TASK REQUIREMENTS. Where does the word "Pairwise" show up in the records? Copy every line that holds it.

DATA TO PROCESS.
----------

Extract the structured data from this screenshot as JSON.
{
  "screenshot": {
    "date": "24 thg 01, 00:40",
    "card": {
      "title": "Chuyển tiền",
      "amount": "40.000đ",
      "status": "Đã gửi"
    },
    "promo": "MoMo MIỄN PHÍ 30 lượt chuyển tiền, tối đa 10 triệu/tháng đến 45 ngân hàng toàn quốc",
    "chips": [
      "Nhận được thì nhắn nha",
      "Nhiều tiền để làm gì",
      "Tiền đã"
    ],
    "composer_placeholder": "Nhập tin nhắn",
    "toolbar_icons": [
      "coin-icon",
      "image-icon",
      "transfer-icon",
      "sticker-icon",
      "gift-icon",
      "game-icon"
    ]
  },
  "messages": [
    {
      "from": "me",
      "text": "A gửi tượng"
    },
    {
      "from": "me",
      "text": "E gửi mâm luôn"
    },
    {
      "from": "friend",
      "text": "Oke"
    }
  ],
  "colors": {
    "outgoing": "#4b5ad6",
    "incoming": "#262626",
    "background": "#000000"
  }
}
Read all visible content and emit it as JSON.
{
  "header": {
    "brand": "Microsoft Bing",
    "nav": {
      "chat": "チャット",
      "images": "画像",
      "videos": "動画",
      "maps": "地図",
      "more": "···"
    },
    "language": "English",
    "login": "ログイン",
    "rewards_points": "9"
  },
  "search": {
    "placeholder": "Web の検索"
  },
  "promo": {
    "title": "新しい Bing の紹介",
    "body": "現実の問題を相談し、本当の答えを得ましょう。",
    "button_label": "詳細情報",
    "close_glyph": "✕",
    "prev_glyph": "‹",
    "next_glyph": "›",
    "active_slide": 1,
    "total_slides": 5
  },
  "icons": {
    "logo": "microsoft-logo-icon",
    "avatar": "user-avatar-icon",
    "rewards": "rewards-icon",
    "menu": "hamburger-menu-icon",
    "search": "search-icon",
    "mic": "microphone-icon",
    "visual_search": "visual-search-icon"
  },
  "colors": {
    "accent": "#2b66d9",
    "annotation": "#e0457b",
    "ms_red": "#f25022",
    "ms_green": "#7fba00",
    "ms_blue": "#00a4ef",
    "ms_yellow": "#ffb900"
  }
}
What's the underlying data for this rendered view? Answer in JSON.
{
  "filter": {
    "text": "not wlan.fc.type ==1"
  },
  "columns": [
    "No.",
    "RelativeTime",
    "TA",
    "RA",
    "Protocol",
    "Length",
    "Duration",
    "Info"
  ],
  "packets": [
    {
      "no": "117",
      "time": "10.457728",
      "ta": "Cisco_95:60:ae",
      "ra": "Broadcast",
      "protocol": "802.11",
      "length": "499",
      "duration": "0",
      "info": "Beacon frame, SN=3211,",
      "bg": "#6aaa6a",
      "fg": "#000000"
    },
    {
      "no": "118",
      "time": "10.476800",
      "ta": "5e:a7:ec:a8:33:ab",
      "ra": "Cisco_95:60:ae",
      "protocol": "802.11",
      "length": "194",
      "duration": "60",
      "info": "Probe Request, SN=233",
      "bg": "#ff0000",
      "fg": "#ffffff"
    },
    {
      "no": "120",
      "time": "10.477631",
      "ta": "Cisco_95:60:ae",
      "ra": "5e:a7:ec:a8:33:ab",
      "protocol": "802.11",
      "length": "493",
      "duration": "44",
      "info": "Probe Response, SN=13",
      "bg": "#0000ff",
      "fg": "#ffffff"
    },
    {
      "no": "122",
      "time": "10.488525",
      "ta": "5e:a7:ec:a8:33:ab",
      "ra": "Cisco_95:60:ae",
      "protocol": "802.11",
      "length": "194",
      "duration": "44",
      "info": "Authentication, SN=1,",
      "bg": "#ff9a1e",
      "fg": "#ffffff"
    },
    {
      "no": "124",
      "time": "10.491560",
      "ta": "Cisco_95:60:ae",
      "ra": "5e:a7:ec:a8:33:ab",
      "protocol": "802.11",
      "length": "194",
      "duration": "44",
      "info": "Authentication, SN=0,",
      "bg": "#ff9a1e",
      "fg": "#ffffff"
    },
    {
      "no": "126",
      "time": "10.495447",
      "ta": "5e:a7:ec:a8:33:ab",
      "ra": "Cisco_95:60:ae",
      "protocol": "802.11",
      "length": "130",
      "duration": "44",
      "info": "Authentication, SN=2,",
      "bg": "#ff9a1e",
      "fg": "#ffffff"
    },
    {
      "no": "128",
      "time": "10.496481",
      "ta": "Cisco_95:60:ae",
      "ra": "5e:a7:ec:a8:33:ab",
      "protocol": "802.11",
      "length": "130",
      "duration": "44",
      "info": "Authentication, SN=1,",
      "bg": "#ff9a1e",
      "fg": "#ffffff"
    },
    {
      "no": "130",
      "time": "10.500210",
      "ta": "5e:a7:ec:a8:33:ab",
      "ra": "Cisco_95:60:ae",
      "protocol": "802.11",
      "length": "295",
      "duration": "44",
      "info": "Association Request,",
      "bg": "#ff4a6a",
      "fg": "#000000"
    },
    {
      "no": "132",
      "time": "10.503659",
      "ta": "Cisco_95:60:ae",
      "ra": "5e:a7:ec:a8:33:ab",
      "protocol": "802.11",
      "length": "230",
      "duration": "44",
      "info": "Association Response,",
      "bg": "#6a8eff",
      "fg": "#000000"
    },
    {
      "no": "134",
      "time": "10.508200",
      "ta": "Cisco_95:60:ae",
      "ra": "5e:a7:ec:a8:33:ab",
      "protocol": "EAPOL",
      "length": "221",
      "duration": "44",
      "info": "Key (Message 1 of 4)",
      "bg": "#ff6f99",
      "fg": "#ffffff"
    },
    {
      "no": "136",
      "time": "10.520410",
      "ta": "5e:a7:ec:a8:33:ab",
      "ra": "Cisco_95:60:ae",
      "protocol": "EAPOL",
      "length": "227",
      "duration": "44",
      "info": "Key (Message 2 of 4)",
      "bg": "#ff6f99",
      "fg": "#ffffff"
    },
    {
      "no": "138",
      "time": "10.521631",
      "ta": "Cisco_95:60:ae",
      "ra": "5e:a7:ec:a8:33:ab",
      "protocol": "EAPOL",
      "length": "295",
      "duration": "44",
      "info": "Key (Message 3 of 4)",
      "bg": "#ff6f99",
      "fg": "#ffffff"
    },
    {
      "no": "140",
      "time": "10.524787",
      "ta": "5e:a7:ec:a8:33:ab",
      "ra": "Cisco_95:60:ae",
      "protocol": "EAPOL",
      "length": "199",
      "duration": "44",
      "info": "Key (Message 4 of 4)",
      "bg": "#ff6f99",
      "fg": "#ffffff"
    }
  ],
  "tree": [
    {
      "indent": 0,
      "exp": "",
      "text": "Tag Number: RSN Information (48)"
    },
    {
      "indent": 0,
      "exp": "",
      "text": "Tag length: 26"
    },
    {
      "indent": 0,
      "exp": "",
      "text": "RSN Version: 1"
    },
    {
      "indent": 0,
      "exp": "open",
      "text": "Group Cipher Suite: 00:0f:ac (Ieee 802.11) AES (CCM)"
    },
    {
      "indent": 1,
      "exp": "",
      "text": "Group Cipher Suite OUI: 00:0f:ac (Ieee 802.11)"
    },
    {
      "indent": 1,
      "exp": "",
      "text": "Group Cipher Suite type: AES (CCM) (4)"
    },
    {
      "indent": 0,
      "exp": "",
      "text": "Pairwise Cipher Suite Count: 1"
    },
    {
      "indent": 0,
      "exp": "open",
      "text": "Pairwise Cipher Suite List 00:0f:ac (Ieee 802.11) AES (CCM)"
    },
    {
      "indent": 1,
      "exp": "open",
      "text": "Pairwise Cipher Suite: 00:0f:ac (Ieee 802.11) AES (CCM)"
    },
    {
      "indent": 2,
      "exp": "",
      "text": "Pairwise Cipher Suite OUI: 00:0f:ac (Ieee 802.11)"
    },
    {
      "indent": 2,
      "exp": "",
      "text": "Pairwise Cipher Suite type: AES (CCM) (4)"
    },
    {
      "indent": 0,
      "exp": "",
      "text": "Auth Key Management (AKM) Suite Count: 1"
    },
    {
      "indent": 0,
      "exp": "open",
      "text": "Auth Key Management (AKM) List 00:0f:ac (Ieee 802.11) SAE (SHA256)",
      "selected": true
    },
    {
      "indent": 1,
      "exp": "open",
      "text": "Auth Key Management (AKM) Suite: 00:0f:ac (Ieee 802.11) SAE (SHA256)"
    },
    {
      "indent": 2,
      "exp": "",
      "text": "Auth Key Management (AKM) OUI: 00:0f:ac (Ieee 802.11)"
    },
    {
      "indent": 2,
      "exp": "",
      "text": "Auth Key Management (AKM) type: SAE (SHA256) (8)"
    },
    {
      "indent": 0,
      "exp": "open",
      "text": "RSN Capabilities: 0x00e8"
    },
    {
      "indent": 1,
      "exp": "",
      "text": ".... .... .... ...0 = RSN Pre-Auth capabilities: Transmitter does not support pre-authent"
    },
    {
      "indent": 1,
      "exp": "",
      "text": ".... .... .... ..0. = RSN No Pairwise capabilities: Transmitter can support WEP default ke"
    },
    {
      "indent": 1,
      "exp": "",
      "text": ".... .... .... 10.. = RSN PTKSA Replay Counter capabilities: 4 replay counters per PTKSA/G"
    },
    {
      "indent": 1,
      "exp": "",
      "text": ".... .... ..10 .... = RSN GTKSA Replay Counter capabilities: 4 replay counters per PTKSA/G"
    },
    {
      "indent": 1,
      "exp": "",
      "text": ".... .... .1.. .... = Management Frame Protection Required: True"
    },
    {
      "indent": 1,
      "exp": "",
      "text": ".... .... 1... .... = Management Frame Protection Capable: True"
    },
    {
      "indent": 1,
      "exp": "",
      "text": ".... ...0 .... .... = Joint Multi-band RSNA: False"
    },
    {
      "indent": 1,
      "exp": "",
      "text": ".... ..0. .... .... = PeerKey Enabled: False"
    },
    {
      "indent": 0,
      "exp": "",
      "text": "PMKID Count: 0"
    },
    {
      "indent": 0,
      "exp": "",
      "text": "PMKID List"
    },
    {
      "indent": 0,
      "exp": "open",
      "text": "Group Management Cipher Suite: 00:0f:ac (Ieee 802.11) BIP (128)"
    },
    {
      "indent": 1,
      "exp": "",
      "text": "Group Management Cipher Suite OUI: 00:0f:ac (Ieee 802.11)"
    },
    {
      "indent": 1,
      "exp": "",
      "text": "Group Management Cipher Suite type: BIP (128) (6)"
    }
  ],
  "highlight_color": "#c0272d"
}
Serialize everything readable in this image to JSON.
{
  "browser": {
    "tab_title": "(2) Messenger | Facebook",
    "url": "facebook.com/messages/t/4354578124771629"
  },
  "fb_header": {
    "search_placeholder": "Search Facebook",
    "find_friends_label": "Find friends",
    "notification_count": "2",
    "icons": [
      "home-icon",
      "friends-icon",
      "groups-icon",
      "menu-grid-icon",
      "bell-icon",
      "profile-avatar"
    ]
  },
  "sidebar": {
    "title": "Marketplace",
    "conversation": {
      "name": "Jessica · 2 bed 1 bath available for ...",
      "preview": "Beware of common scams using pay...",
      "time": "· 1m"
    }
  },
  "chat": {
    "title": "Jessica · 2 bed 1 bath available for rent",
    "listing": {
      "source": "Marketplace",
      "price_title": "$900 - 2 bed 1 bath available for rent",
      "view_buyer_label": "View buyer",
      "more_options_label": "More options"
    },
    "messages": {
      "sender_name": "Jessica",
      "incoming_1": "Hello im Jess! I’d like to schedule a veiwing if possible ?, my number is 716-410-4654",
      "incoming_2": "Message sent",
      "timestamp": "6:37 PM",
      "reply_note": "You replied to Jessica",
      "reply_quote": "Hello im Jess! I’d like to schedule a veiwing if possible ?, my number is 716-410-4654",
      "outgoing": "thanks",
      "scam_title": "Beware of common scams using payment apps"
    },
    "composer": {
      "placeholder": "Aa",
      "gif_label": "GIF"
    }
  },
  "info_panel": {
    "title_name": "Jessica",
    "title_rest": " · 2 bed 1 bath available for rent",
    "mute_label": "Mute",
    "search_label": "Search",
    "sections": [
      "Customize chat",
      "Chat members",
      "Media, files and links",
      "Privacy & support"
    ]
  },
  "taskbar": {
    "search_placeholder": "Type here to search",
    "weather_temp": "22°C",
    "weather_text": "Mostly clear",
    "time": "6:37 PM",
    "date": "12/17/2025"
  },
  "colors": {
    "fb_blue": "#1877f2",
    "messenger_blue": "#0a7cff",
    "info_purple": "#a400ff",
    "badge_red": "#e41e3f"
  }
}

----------

YOUR SOLUTION.
      "text": "Pairwise Cipher Suite Count: 1"
      "text": "Pairwise Cipher Suite List 00:0f:ac (Ieee 802.11) AES (CCM)"
      "text": "Pairwise Cipher Suite: 00:0f:ac (Ieee 802.11) AES (CCM)"
      "text": "Pairwise Cipher Suite OUI: 00:0f:ac (Ieee 802.11)"
      "text": "Pairwise Cipher Suite type: AES (CCM) (4)"
      "text": ".... .... .... ..0. = RSN No Pairwise capabilities: Transmitter can support WEP default ke"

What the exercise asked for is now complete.